* [TASK TO CARRY OUT]: Copy out every line of the data that has the word "label" somewhere in it.

* [DATA PROVIDED]:
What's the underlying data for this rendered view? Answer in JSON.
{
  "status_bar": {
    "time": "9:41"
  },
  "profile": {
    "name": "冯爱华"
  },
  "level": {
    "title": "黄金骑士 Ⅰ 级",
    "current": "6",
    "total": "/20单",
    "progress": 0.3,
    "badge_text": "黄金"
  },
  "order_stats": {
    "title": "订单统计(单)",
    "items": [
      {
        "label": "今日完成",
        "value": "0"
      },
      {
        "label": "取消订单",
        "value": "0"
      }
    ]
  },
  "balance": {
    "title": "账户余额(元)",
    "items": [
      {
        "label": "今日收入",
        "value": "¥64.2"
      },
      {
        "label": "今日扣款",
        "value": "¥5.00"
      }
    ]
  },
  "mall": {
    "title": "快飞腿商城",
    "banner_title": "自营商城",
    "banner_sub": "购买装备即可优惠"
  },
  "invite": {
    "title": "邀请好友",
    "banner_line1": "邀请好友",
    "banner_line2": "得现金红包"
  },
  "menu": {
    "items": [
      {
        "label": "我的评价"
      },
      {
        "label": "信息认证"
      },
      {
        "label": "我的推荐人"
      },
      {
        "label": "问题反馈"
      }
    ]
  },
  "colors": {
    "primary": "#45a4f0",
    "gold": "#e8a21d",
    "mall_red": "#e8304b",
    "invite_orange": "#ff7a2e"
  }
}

* [TASK SOLUTION]:
        "label": "今日完成",
        "label": "取消订单",
        "label": "今日收入",
        "label": "今日扣款",
        "label": "我的评价"
        "label": "信息认证"
        "label": "我的推荐人"
        "label": "问题反馈"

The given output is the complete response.